- About this exercise -
Filter the entries below, keeping only lines with "source".

- Records provided -
_ _ _ _ _

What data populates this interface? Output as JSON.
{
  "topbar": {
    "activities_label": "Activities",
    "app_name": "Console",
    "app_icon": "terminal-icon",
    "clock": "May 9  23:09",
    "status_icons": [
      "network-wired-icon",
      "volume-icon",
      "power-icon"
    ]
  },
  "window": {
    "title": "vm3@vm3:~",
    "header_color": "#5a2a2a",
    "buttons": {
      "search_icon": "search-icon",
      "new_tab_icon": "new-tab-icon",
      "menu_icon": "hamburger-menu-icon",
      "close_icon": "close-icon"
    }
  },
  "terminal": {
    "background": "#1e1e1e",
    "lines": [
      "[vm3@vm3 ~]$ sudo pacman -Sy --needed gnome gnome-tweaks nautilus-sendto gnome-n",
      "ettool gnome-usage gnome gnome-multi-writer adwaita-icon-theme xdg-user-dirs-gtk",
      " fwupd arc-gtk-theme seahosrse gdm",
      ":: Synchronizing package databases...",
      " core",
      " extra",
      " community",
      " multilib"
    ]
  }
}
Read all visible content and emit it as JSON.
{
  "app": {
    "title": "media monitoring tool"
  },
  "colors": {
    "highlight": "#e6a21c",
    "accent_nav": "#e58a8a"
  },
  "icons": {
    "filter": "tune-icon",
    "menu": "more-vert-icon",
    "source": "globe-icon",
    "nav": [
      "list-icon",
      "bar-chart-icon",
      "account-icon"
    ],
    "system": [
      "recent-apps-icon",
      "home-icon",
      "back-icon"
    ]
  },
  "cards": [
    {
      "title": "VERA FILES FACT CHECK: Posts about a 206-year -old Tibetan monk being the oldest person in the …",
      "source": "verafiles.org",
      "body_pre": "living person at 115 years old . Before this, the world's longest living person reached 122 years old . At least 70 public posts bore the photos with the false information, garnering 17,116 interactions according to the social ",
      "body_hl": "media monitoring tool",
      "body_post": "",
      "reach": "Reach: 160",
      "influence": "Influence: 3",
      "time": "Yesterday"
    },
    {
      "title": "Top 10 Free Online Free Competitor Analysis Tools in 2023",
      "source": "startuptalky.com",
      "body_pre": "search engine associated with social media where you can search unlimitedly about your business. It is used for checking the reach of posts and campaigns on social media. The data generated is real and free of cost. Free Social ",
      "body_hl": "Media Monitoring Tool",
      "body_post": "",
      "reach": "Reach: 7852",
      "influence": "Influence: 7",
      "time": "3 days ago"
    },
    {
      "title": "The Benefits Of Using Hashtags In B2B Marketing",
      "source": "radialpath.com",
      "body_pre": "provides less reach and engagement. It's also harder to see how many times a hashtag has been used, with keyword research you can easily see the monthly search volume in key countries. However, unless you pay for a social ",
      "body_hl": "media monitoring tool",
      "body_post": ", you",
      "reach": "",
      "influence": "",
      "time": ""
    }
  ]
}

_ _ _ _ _

- Solved exercise -
    "source": "globe-icon",
      "source": "verafiles.org",
      "source": "startuptalky.com",
      "source": "radialpath.com",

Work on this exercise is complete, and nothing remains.